On the eve of November 1918 both Poles and Ukrainians followed the tactics of double loyalty. No one was making sharp anti-imperial movements, realizing that the monarchy lived through its last days. The Lviv Poles waited: the most important events took place in Warsaw, so the takeover of the capital of the Galician province to the future Poland was only a matter of time for them. There was no disagreement in the Polish political camp that the Poles needed to keep calm in the city and in the province in order to easily integrate them into the united Polish state. Many of Lviv's buildings were decorated with white-red flags and the police noted the enthusiasm of the Polish population. The National Democrat Stanisław Gląbiński and even the Social Democrat Ignacy Daszczyński stated in the State Council that they already felt like Polish citizens. Only the Krakow conservatives did not want to burn their bridges with the Habsburgs. However, in the general sea of deputies their voice was quite scanty.
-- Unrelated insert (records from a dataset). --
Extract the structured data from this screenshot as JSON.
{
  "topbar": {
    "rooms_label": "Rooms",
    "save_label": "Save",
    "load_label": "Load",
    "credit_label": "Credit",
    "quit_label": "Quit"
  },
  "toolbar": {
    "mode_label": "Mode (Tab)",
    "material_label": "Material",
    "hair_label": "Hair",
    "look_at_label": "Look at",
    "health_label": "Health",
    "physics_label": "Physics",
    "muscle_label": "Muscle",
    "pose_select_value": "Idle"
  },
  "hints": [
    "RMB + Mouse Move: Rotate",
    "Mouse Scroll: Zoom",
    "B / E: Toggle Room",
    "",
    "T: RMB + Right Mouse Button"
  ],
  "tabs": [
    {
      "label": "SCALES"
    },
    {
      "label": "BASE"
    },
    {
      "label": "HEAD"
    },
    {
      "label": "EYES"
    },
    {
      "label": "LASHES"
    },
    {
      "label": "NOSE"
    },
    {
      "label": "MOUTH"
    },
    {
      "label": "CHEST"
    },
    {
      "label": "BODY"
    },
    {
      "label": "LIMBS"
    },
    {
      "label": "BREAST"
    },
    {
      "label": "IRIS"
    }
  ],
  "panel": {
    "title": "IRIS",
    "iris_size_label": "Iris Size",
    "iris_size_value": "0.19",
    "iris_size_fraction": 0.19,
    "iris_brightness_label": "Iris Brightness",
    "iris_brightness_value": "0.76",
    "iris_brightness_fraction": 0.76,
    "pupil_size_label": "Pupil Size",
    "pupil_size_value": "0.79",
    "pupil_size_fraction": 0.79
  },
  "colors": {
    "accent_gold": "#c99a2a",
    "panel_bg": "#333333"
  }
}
The magistrate, whose members were mostly Poles, avoided direct confrontation with the Austrian government institutions and the military. Its members were interested in the transfer of power held quietly and peacefully and in the maintenance of public peace. Until relations with the central Austrian authorities were settled, the magistrate recognized all their previous orders. Finally, it declared itself a "wall" of the republic and decided to send a delegation to Warsaw to welcome the Regency Council.
Ukrainians instead categorically rejected the option of annexation of Galicia by Poland and began to develop a plan for proclaiming their own state. If the Poles all wanted independence, Ukrainians were divided. The National Democrats planned to follow the Austro-Hungarian version. Having declared their independent state, they considered the confederative version of the personal union with the Habsburgs. Instead, the Social Democrats categorically rejected this option, demanding the immediate accession of Eastern Galicia to Ukraine. As a result, another Ukrainian state was proclaimed — the Western Ukrainian People's Republic.
Despite the fact that the ZUNR in Lviv was immediately attacked by the Poles, and the Ukrainians had to defend themselves, the Ukrainian political leadership did not want the war, desiring instead to preserve the status quo for a fair solution to their national issue by international peace organizations.